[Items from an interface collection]

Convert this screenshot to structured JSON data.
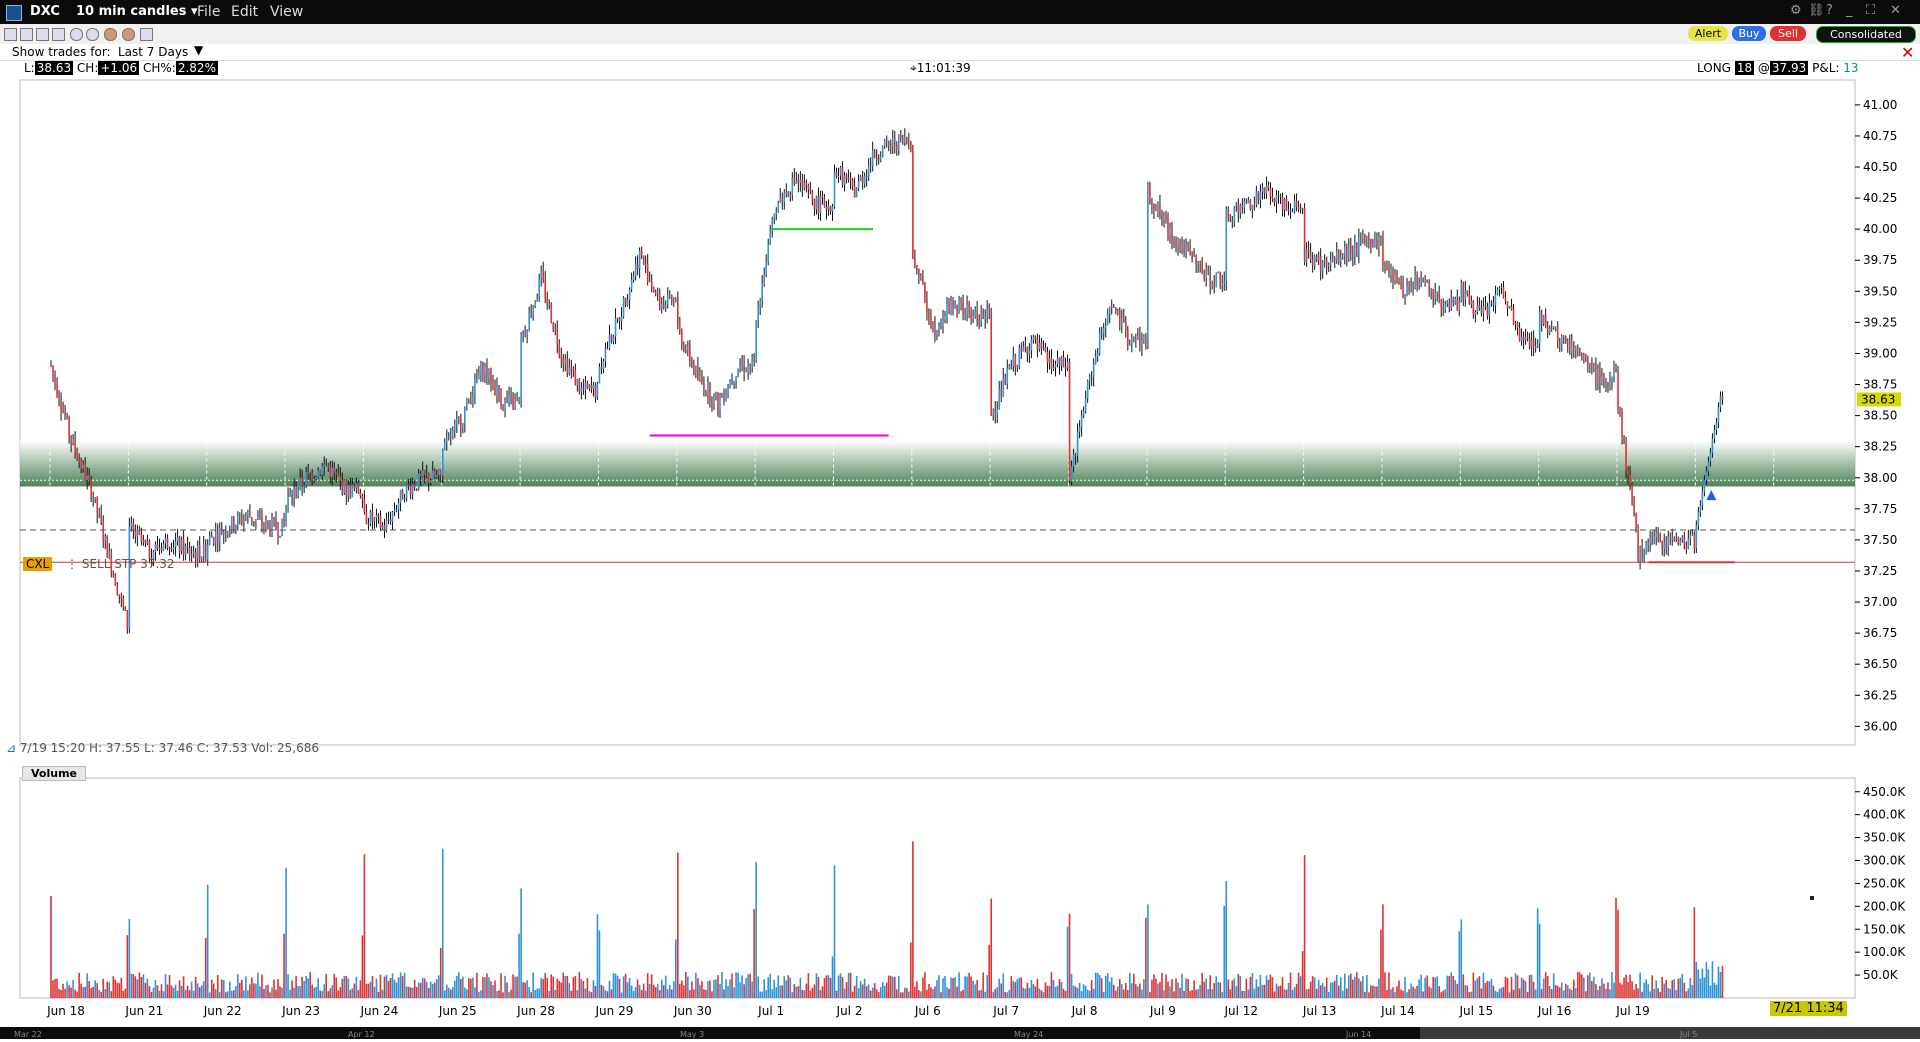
{
  "window": {
    "symbol": "DXC",
    "interval": "10 min candles ▾",
    "menu": [
      "File",
      "Edit",
      "View"
    ]
  },
  "toolbar": {
    "alert": "Alert",
    "buy": "Buy",
    "sell": "Sell",
    "consolidated": "Consolidated"
  },
  "trades": {
    "label": "Show trades for:",
    "selected": "Last 7 Days",
    "arrow": "▼"
  },
  "quote": {
    "last_label": "L:",
    "last": "38.63",
    "change_label": "CH:",
    "change": "+1.06",
    "change_pct_label": "CH%:",
    "change_pct": "2.82%",
    "time": "11:01:39",
    "position_side": "LONG",
    "position_qty": "18",
    "at": "@",
    "avg_price": "37.93",
    "pnl_label": "P&L:",
    "pnl": "13"
  },
  "order": {
    "cancel": "CXL",
    "label": "SELL STP 37.32"
  },
  "crosshair_readout": "7/19 15:20   H: 37.55   L: 37.46   C: 37.53   Vol: 25,686",
  "volume_panel": {
    "label": "Volume"
  },
  "price_badge": "38.63",
  "time_badge": "7/21 11:34",
  "chart_data": {
    "type": "candlestick",
    "price_ylim": [
      35.85,
      41.2
    ],
    "price_ticks": [
      "41.00",
      "40.75",
      "40.50",
      "40.25",
      "40.00",
      "39.75",
      "39.50",
      "39.25",
      "39.00",
      "38.75",
      "38.50",
      "38.25",
      "38.00",
      "37.75",
      "37.50",
      "37.25",
      "37.00",
      "36.75",
      "36.50",
      "36.25",
      "36.00"
    ],
    "volume_ticks": [
      "450.0K",
      "400.0K",
      "350.0K",
      "300.0K",
      "250.0K",
      "200.0K",
      "150.0K",
      "100.0K",
      "50.0K"
    ],
    "volume_ylim": [
      0,
      480000
    ],
    "x_labels": [
      "Jun 18",
      "Jun 21",
      "Jun 22",
      "Jun 23",
      "Jun 24",
      "Jun 25",
      "Jun 28",
      "Jun 29",
      "Jun 30",
      "Jul 1",
      "Jul 2",
      "Jul 6",
      "Jul 7",
      "Jul 8",
      "Jul 9",
      "Jul 12",
      "Jul 13",
      "Jul 14",
      "Jul 15",
      "Jul 16",
      "Jul 19"
    ],
    "overview_labels": [
      "Mar 22",
      "Apr 12",
      "May 3",
      "May 24",
      "Jun 14",
      "Jul 5"
    ],
    "day_closes": [
      [
        38.9,
        38.3,
        37.9,
        37.3,
        36.7,
        36.2
      ],
      [
        37.6,
        37.4,
        37.5,
        37.4
      ],
      [
        37.5,
        37.6,
        37.7,
        37.6
      ],
      [
        37.8,
        38.0,
        38.1,
        37.9
      ],
      [
        37.7,
        37.6,
        37.9,
        38.0
      ],
      [
        38.2,
        38.5,
        38.9,
        38.6
      ],
      [
        39.1,
        39.6,
        39.0,
        38.7
      ],
      [
        38.9,
        39.3,
        39.8,
        39.4
      ],
      [
        39.2,
        38.8,
        38.6,
        38.9
      ],
      [
        39.3,
        40.2,
        40.4,
        40.2
      ],
      [
        40.5,
        40.3,
        40.6,
        40.7
      ],
      [
        39.8,
        39.2,
        39.4,
        39.3
      ],
      [
        38.5,
        38.9,
        39.1,
        38.9
      ],
      [
        38.0,
        38.8,
        39.4,
        39.1
      ],
      [
        40.3,
        40.0,
        39.8,
        39.6
      ],
      [
        40.1,
        40.2,
        40.3,
        40.2
      ],
      [
        39.8,
        39.7,
        39.8,
        39.9
      ],
      [
        39.7,
        39.5,
        39.6,
        39.4
      ],
      [
        39.5,
        39.3,
        39.5,
        39.1
      ],
      [
        39.3,
        39.1,
        39.0,
        38.8
      ],
      [
        38.6,
        37.4,
        37.5,
        37.5
      ]
    ],
    "last_segment": [
      37.6,
      38.0,
      38.3,
      38.63
    ],
    "hlines": [
      {
        "value": 40.0,
        "color": "#22cc22",
        "from": 9.0,
        "to": 10.3
      },
      {
        "value": 38.34,
        "color": "#ee00cc",
        "from": 7.45,
        "to": 10.5
      },
      {
        "value": 37.58,
        "color": "#555555",
        "dash": true
      },
      {
        "value": 37.32,
        "color": "#e53030"
      }
    ],
    "support_band": [
      37.93,
      38.3
    ]
  }
}
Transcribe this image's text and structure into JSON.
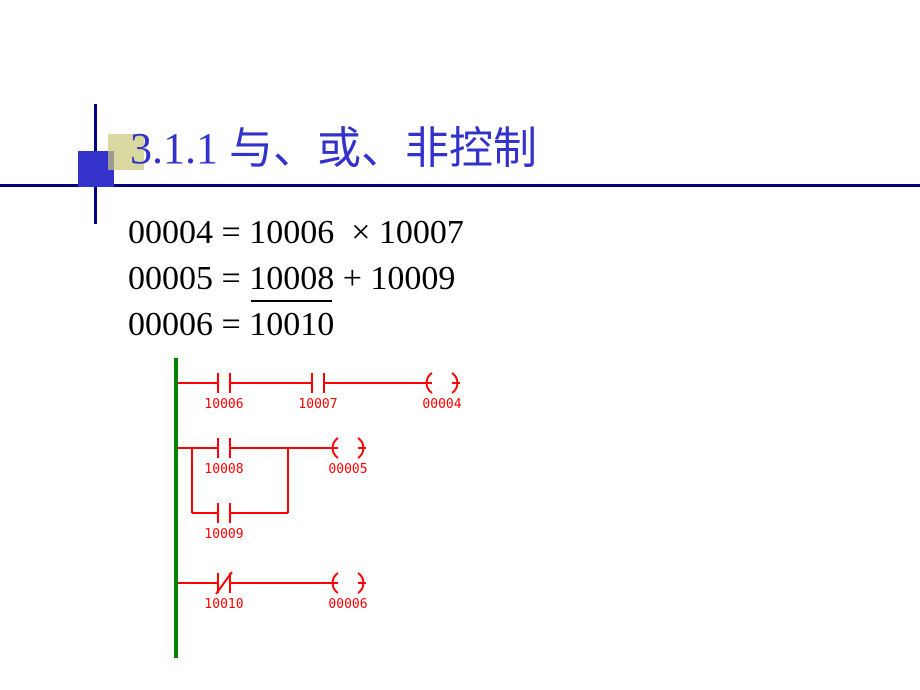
{
  "title": "3.1.1   与、或、非控制",
  "equations": {
    "line1": {
      "lhs": "00004",
      "op": "=",
      "a": "10006",
      "sym": "×",
      "b": "10007"
    },
    "line2": {
      "lhs": "00005",
      "op": "=",
      "a": "10008",
      "sym": "+",
      "b": "10009"
    },
    "line3": {
      "lhs": "00006",
      "op": "=",
      "a_over": "10010"
    }
  },
  "diagram": {
    "rung1": {
      "c1": "10006",
      "c2": "10007",
      "out": "00004",
      "c1_type": "no",
      "c2_type": "no"
    },
    "rung2": {
      "c1": "10008",
      "c2_parallel": "10009",
      "out": "00005",
      "c1_type": "no",
      "c2_type": "no"
    },
    "rung3": {
      "c1": "10010",
      "out": "00006",
      "c1_type": "nc"
    }
  },
  "colors": {
    "rail": "#008000",
    "wire": "#ff0000",
    "text": "#ff0000"
  }
}
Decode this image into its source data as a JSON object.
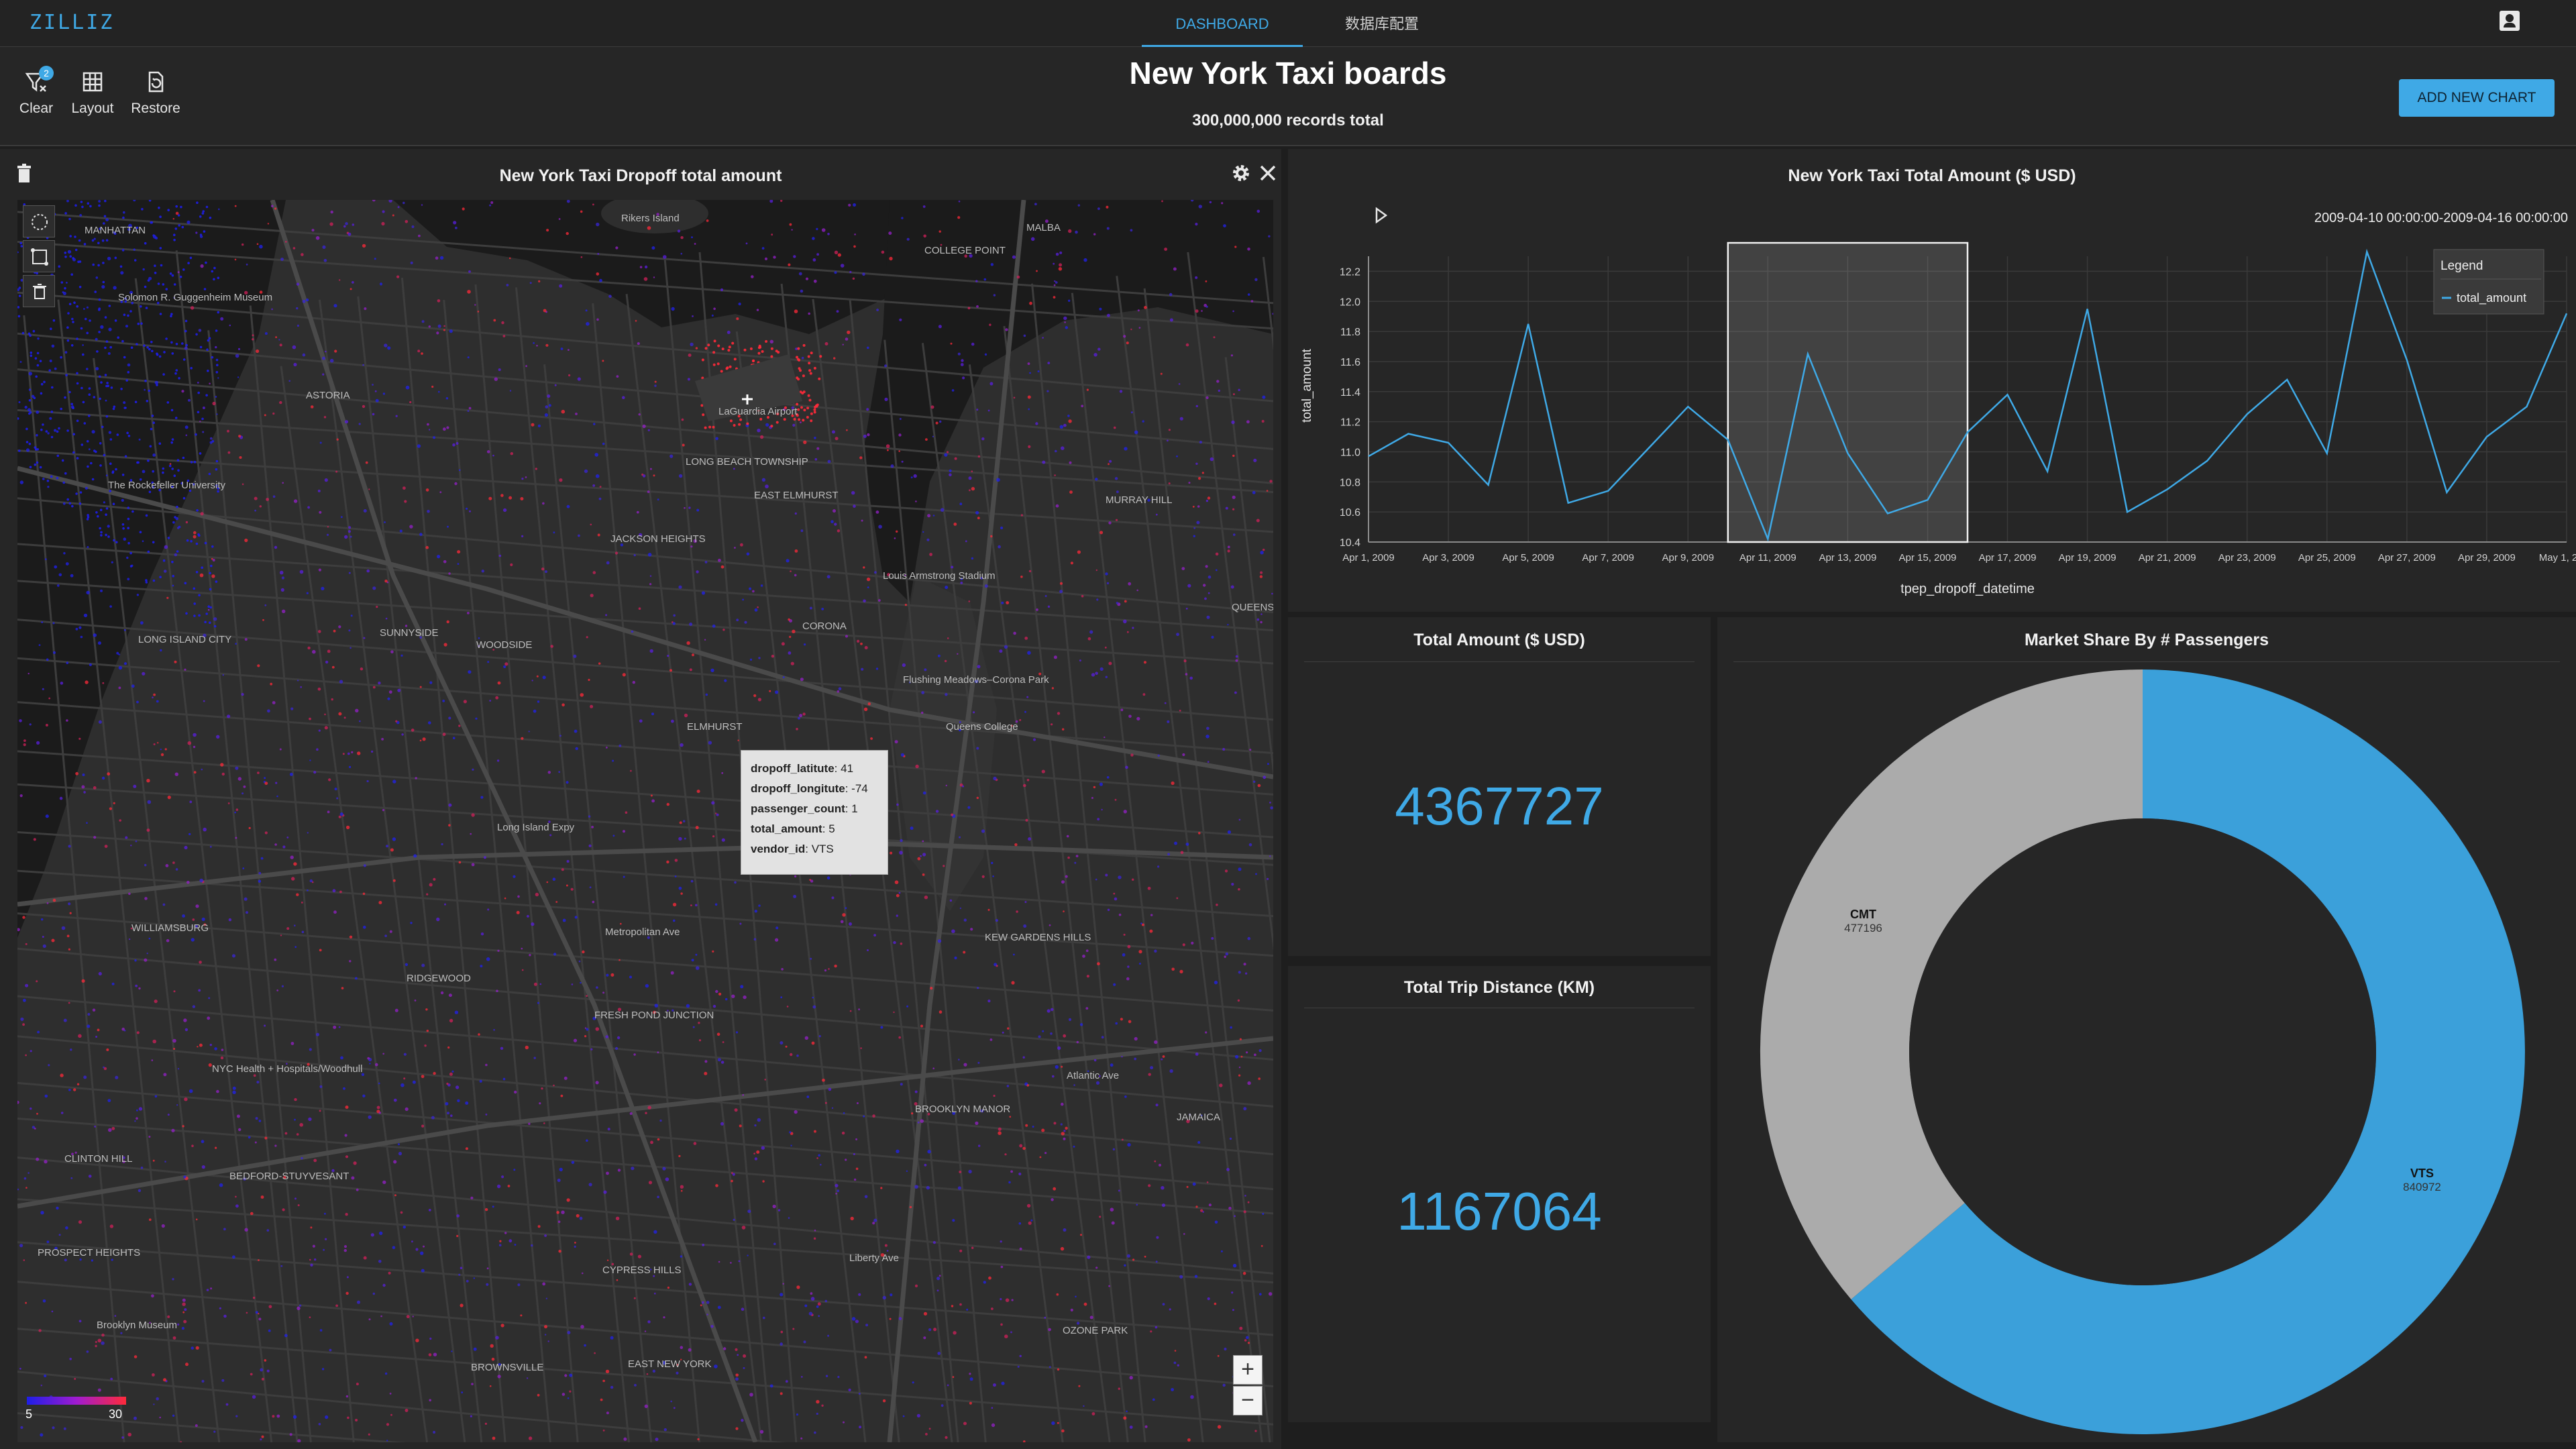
{
  "topnav": {
    "logo": "ZILLIZ",
    "tabs": [
      {
        "label": "DASHBOARD",
        "active": true
      },
      {
        "label": "数据库配置",
        "active": false
      }
    ],
    "account_icon": "account-box-icon"
  },
  "header": {
    "title": "New York Taxi boards",
    "subtitle": "300,000,000 records total",
    "add_chart_label": "ADD NEW CHART",
    "tools": {
      "clear_label": "Clear",
      "clear_badge": "2",
      "layout_label": "Layout",
      "restore_label": "Restore"
    }
  },
  "map_panel": {
    "title": "New York Taxi Dropoff total amount",
    "legend_min": "5",
    "legend_max": "30",
    "zoom_in": "+",
    "zoom_out": "−",
    "place_labels": [
      "Rikers Island",
      "LaGuardia Airport",
      "MANHATTAN",
      "ASTORIA",
      "Solomon R. Guggenheim Museum",
      "The Rockefeller University",
      "LONG ISLAND CITY",
      "SUNNYSIDE",
      "WOODSIDE",
      "JACKSON HEIGHTS",
      "CORONA",
      "EAST ELMHURST",
      "LONG BEACH TOWNSHIP",
      "Louis Armstrong Stadium",
      "ELMHURST",
      "Flushing Meadows–Corona Park",
      "Queens College",
      "MURRAY HILL",
      "QUEENS",
      "WILLIAMSBURG",
      "RIDGEWOOD",
      "FRESH POND JUNCTION",
      "NYC Health + Hospitals/Woodhull",
      "BEDFORD-STUYVESANT",
      "CLINTON HILL",
      "PROSPECT HEIGHTS",
      "Brooklyn Museum",
      "CYPRESS HILLS",
      "BROWNSVILLE",
      "EAST NEW YORK",
      "OZONE PARK",
      "BROOKLYN MANOR",
      "KEW GARDENS HILLS",
      "JAMAICA",
      "COLLEGE POINT",
      "MALBA",
      "Long Island Expy",
      "Metropolitan Ave",
      "Atlantic Ave",
      "Liberty Ave"
    ],
    "tooltip": [
      {
        "key": "dropoff_latitute",
        "value": "41"
      },
      {
        "key": "dropoff_longitute",
        "value": "-74"
      },
      {
        "key": "passenger_count",
        "value": "1"
      },
      {
        "key": "total_amount",
        "value": "5"
      },
      {
        "key": "vendor_id",
        "value": "VTS"
      }
    ],
    "colors": {
      "low": "#1e1ee6",
      "high": "#ff2a3a"
    }
  },
  "line_panel": {
    "title": "New York Taxi Total Amount ($ USD)",
    "range_text": "2009-04-10 00:00:00-2009-04-16 00:00:00",
    "legend_title": "Legend"
  },
  "kpi_total_amount": {
    "title": "Total Amount ($ USD)",
    "value": "4367727"
  },
  "kpi_trip_distance": {
    "title": "Total Trip Distance (KM)",
    "value": "1167064"
  },
  "donut_panel": {
    "title": "Market Share By # Passengers"
  },
  "chart_data": [
    {
      "type": "line",
      "title": "",
      "xlabel": "tpep_dropoff_datetime",
      "ylabel": "total_amount",
      "ylim": [
        10.4,
        12.3
      ],
      "yticks": [
        "10.4",
        "10.6",
        "10.8",
        "11.0",
        "11.2",
        "11.4",
        "11.6",
        "11.8",
        "12.0",
        "12.2"
      ],
      "xticks": [
        "Apr 1, 2009",
        "Apr 3, 2009",
        "Apr 5, 2009",
        "Apr 7, 2009",
        "Apr 9, 2009",
        "Apr 11, 2009",
        "Apr 13, 2009",
        "Apr 15, 2009",
        "Apr 17, 2009",
        "Apr 19, 2009",
        "Apr 21, 2009",
        "Apr 23, 2009",
        "Apr 25, 2009",
        "Apr 27, 2009",
        "Apr 29, 2009",
        "May 1, 2009"
      ],
      "grid": true,
      "legend": "top-right",
      "brush": [
        "2009-04-10",
        "2009-04-16"
      ],
      "series": [
        {
          "name": "total_amount",
          "color": "#3fa9e6",
          "x": [
            "2009-04-01",
            "2009-04-02",
            "2009-04-03",
            "2009-04-04",
            "2009-04-05",
            "2009-04-06",
            "2009-04-07",
            "2009-04-08",
            "2009-04-09",
            "2009-04-10",
            "2009-04-11",
            "2009-04-12",
            "2009-04-13",
            "2009-04-14",
            "2009-04-15",
            "2009-04-16",
            "2009-04-17",
            "2009-04-18",
            "2009-04-19",
            "2009-04-20",
            "2009-04-21",
            "2009-04-22",
            "2009-04-23",
            "2009-04-24",
            "2009-04-25",
            "2009-04-26",
            "2009-04-27",
            "2009-04-28",
            "2009-04-29",
            "2009-04-30",
            "2009-05-01"
          ],
          "values": [
            10.97,
            11.12,
            11.06,
            10.78,
            11.85,
            10.66,
            10.74,
            11.02,
            11.3,
            11.08,
            10.42,
            11.65,
            10.99,
            10.59,
            10.68,
            11.13,
            11.38,
            10.87,
            11.95,
            10.6,
            10.75,
            10.94,
            11.25,
            11.48,
            10.99,
            12.33,
            11.61,
            10.73,
            11.1,
            11.3,
            11.92
          ]
        }
      ]
    },
    {
      "type": "pie",
      "title": "",
      "categories": [
        "VTS",
        "CMT"
      ],
      "values": [
        840972,
        477196
      ],
      "colors": [
        "#3ba0da",
        "#ababab"
      ]
    }
  ]
}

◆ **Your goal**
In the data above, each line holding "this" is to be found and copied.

◆ **Answer area**
Convert this screenshot to structured JSON data.
Transcribe this image's text and structure into JSON.
Decode this image into its source data as a JSON object.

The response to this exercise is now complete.